**** Data for processing ****
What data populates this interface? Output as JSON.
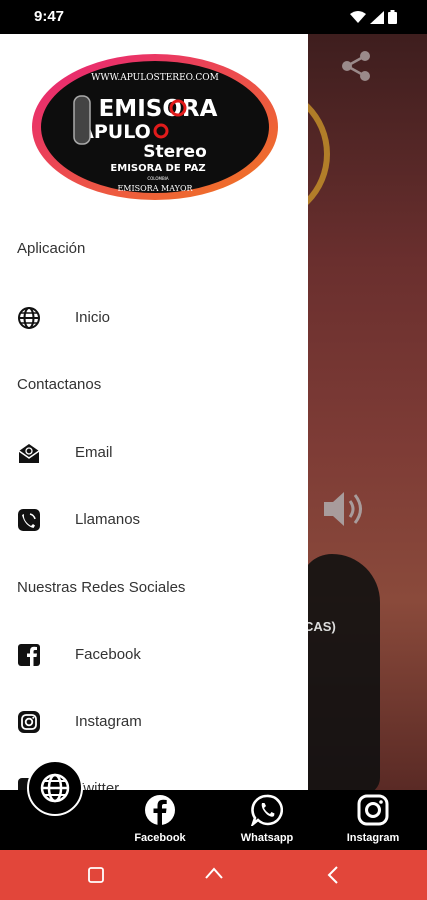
{
  "status_bar": {
    "time": "9:47"
  },
  "logo": {
    "url": "WWW.APULOSTEREO.COM",
    "line1": "EMISORA",
    "line2": "APULO",
    "line3": "Stereo",
    "line4": "EMISORA DE PAZ",
    "line5": "COLOMBIA",
    "line6": "EMISORA MAYOR"
  },
  "drawer": {
    "sections": [
      {
        "header": "Aplicación",
        "items": [
          {
            "label": "Inicio",
            "icon": "globe-icon"
          }
        ]
      },
      {
        "header": "Contactanos",
        "items": [
          {
            "label": "Email",
            "icon": "email-icon"
          },
          {
            "label": "Llamanos",
            "icon": "phone-icon"
          }
        ]
      },
      {
        "header": "Nuestras Redes Sociales",
        "items": [
          {
            "label": "Facebook",
            "icon": "facebook-icon"
          },
          {
            "label": "Instagram",
            "icon": "instagram-icon"
          },
          {
            "label": "Twitter",
            "icon": "twitter-icon"
          }
        ]
      }
    ]
  },
  "background": {
    "partial_text": "CAS)"
  },
  "bottom_nav": {
    "items": [
      {
        "label": "Facebook",
        "icon": "facebook-icon"
      },
      {
        "label": "Whatsapp",
        "icon": "whatsapp-icon"
      },
      {
        "label": "Instagram",
        "icon": "instagram-icon"
      }
    ]
  },
  "colors": {
    "system_nav": "#e2463a",
    "logo_ring": "#e8207a",
    "logo_accent": "#e11b1b"
  }
}
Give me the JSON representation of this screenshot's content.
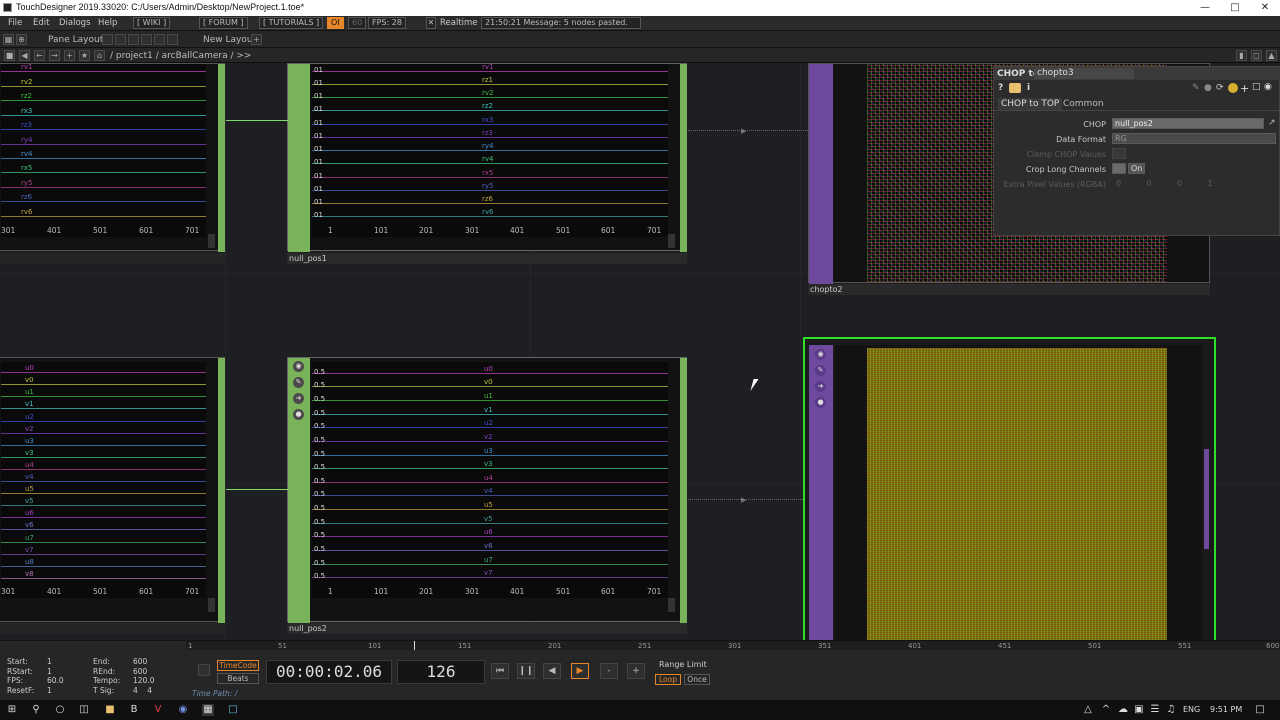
{
  "window": {
    "title": "TouchDesigner 2019.33020: C:/Users/Admin/Desktop/NewProject.1.toe*"
  },
  "menu": {
    "items": [
      "File",
      "Edit",
      "Dialogs",
      "Help"
    ],
    "wiki": "[ WIKI ]",
    "forum": "[ FORUM ]",
    "tutorials": "[ TUTORIALS ]",
    "fps_badge": "OI",
    "fps_60": "60",
    "fps": "FPS: 28",
    "realtime": "Realtime",
    "message": "21:50:21 Message: 5 nodes pasted."
  },
  "toolbar": {
    "pane_layout": "Pane Layout",
    "new_layout": "New Layout"
  },
  "path": {
    "project": "/ project1 / arcBallCamera / >>"
  },
  "nodes": {
    "top_left_chop": {
      "channels": [
        "rv1",
        "rv2",
        "rz2",
        "rx3",
        "rz3",
        "ry4",
        "rv4",
        "rx5",
        "ry5",
        "rz6",
        "rv6"
      ],
      "ticks": [
        "301",
        "401",
        "501",
        "601",
        "701"
      ]
    },
    "null_pos1": {
      "name": "null_pos1",
      "channels": [
        "rv1",
        "rz1",
        "rv2",
        "rz2",
        "rx3",
        "rz3",
        "ry4",
        "rv4",
        "rx5",
        "ry5",
        "rz6",
        "rv6"
      ],
      "ticks": [
        "1",
        "101",
        "201",
        "301",
        "401",
        "501",
        "601",
        "701"
      ],
      "value": "01"
    },
    "chopto2": {
      "name": "chopto2"
    },
    "bottom_left_chop": {
      "channels": [
        "u0",
        "v0",
        "u1",
        "v1",
        "u2",
        "v2",
        "u3",
        "v3",
        "u4",
        "v4",
        "u5",
        "v5",
        "u6",
        "v6",
        "u7",
        "v7",
        "u8",
        "v8"
      ],
      "ticks": [
        "301",
        "401",
        "501",
        "601",
        "701"
      ]
    },
    "null_pos2": {
      "name": "null_pos2",
      "channels": [
        "u0",
        "v0",
        "u1",
        "v1",
        "u2",
        "v2",
        "u3",
        "v3",
        "u4",
        "v4",
        "u5",
        "v5",
        "u6",
        "v6",
        "u7",
        "v7"
      ],
      "ticks": [
        "1",
        "101",
        "201",
        "301",
        "401",
        "501",
        "601",
        "701"
      ],
      "value": "0.5"
    },
    "chopto3": {
      "name": "chopto3"
    }
  },
  "params": {
    "type": "CHOP to",
    "name": "chopto3",
    "tabs": [
      "CHOP to TOP",
      "Common"
    ],
    "rows": [
      {
        "label": "CHOP",
        "value": "null_pos2",
        "dim": false
      },
      {
        "label": "Data Format",
        "value": "RG",
        "dim": false
      },
      {
        "label": "Clamp CHOP Values",
        "value": "",
        "dim": true
      },
      {
        "label": "Crop Long Channels",
        "value": "On",
        "dim": false
      },
      {
        "label": "Extra Pixel Values (RGBA)",
        "value": "0          0          0          1",
        "dim": true
      }
    ]
  },
  "timeline": {
    "ticks": [
      "1",
      "51",
      "101",
      "151",
      "201",
      "251",
      "301",
      "351",
      "401",
      "451",
      "501",
      "551",
      "600"
    ],
    "start": "Start:",
    "start_v": "1",
    "rstart": "RStart:",
    "rstart_v": "1",
    "fps_l": "FPS:",
    "fps_v": "60.0",
    "resetf": "ResetF:",
    "resetf_v": "1",
    "end": "End:",
    "end_v": "600",
    "rend": "REnd:",
    "rend_v": "600",
    "tempo": "Tempo:",
    "tempo_v": "120.0",
    "tsig": "T Sig:",
    "tsig_v": "4    4",
    "timecode_label": "TimeCode",
    "beats_label": "Beats",
    "timecode": "00:00:02.06",
    "frame": "126",
    "range_limit": "Range Limit",
    "loop": "Loop",
    "once": "Once",
    "time_path": "Time Path: /"
  },
  "taskbar": {
    "lang": "ENG",
    "time": "9:51 PM"
  },
  "colors": {
    "accent": "#e8862a",
    "selected_node": "#2fe02a",
    "wire": "#7fd86a",
    "top_sidebar": "#6e4a9e",
    "chop_sidebar": "#79b45a"
  }
}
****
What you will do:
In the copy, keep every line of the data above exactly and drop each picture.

Answer to the exercise:
What data populates this interface? Output as JSON.
{
  "status_bar": {
    "time": "9:47"
  },
  "logo": {
    "url": "WWW.APULOSTEREO.COM",
    "line1": "EMISORA",
    "line2": "APULO",
    "line3": "Stereo",
    "line4": "EMISORA DE PAZ",
    "line5": "COLOMBIA",
    "line6": "EMISORA MAYOR"
  },
  "drawer": {
    "sections": [
      {
        "header": "Aplicación",
        "items": [
          {
            "label": "Inicio",
            "icon": "globe-icon"
          }
        ]
      },
      {
        "header": "Contactanos",
        "items": [
          {
            "label": "Email",
            "icon": "email-icon"
          },
          {
            "label": "Llamanos",
            "icon": "phone-icon"
          }
        ]
      },
      {
        "header": "Nuestras Redes Sociales",
        "items": [
          {
            "label": "Facebook",
            "icon": "facebook-icon"
          },
          {
            "label": "Instagram",
            "icon": "instagram-icon"
          },
          {
            "label": "Twitter",
            "icon": "twitter-icon"
          }
        ]
      }
    ]
  },
  "background": {
    "partial_text": "CAS)"
  },
  "bottom_nav": {
    "items": [
      {
        "label": "Facebook",
        "icon": "facebook-icon"
      },
      {
        "label": "Whatsapp",
        "icon": "whatsapp-icon"
      },
      {
        "label": "Instagram",
        "icon": "instagram-icon"
      }
    ]
  },
  "colors": {
    "system_nav": "#e2463a",
    "logo_ring": "#e8207a",
    "logo_accent": "#e11b1b"
  }
}
Give me the JSON representation of this screenshot's content.
{
  "window": {
    "title": "TouchDesigner 2019.33020: C:/Users/Admin/Desktop/NewProject.1.toe*"
  },
  "menu": {
    "items": [
      "File",
      "Edit",
      "Dialogs",
      "Help"
    ],
    "wiki": "[ WIKI ]",
    "forum": "[ FORUM ]",
    "tutorials": "[ TUTORIALS ]",
    "fps_badge": "OI",
    "fps_60": "60",
    "fps": "FPS: 28",
    "realtime": "Realtime",
    "message": "21:50:21 Message: 5 nodes pasted."
  },
  "toolbar": {
    "pane_layout": "Pane Layout",
    "new_layout": "New Layout"
  },
  "path": {
    "project": "/ project1 / arcBallCamera / >>"
  },
  "nodes": {
    "top_left_chop": {
      "channels": [
        "rv1",
        "rv2",
        "rz2",
        "rx3",
        "rz3",
        "ry4",
        "rv4",
        "rx5",
        "ry5",
        "rz6",
        "rv6"
      ],
      "ticks": [
        "301",
        "401",
        "501",
        "601",
        "701"
      ]
    },
    "null_pos1": {
      "name": "null_pos1",
      "channels": [
        "rv1",
        "rz1",
        "rv2",
        "rz2",
        "rx3",
        "rz3",
        "ry4",
        "rv4",
        "rx5",
        "ry5",
        "rz6",
        "rv6"
      ],
      "ticks": [
        "1",
        "101",
        "201",
        "301",
        "401",
        "501",
        "601",
        "701"
      ],
      "value": "01"
    },
    "chopto2": {
      "name": "chopto2"
    },
    "bottom_left_chop": {
      "channels": [
        "u0",
        "v0",
        "u1",
        "v1",
        "u2",
        "v2",
        "u3",
        "v3",
        "u4",
        "v4",
        "u5",
        "v5",
        "u6",
        "v6",
        "u7",
        "v7",
        "u8",
        "v8"
      ],
      "ticks": [
        "301",
        "401",
        "501",
        "601",
        "701"
      ]
    },
    "null_pos2": {
      "name": "null_pos2",
      "channels": [
        "u0",
        "v0",
        "u1",
        "v1",
        "u2",
        "v2",
        "u3",
        "v3",
        "u4",
        "v4",
        "u5",
        "v5",
        "u6",
        "v6",
        "u7",
        "v7"
      ],
      "ticks": [
        "1",
        "101",
        "201",
        "301",
        "401",
        "501",
        "601",
        "701"
      ],
      "value": "0.5"
    },
    "chopto3": {
      "name": "chopto3"
    }
  },
  "params": {
    "type": "CHOP to",
    "name": "chopto3",
    "tabs": [
      "CHOP to TOP",
      "Common"
    ],
    "rows": [
      {
        "label": "CHOP",
        "value": "null_pos2",
        "dim": false
      },
      {
        "label": "Data Format",
        "value": "RG",
        "dim": false
      },
      {
        "label": "Clamp CHOP Values",
        "value": "",
        "dim": true
      },
      {
        "label": "Crop Long Channels",
        "value": "On",
        "dim": false
      },
      {
        "label": "Extra Pixel Values (RGBA)",
        "value": "0          0          0          1",
        "dim": true
      }
    ]
  },
  "timeline": {
    "ticks": [
      "1",
      "51",
      "101",
      "151",
      "201",
      "251",
      "301",
      "351",
      "401",
      "451",
      "501",
      "551",
      "600"
    ],
    "start": "Start:",
    "start_v": "1",
    "rstart": "RStart:",
    "rstart_v": "1",
    "fps_l": "FPS:",
    "fps_v": "60.0",
    "resetf": "ResetF:",
    "resetf_v": "1",
    "end": "End:",
    "end_v": "600",
    "rend": "REnd:",
    "rend_v": "600",
    "tempo": "Tempo:",
    "tempo_v": "120.0",
    "tsig": "T Sig:",
    "tsig_v": "4    4",
    "timecode_label": "TimeCode",
    "beats_label": "Beats",
    "timecode": "00:00:02.06",
    "frame": "126",
    "range_limit": "Range Limit",
    "loop": "Loop",
    "once": "Once",
    "time_path": "Time Path: /"
  },
  "taskbar": {
    "lang": "ENG",
    "time": "9:51 PM"
  },
  "colors": {
    "accent": "#e8862a",
    "selected_node": "#2fe02a",
    "wire": "#7fd86a",
    "top_sidebar": "#6e4a9e",
    "chop_sidebar": "#79b45a"
  }
}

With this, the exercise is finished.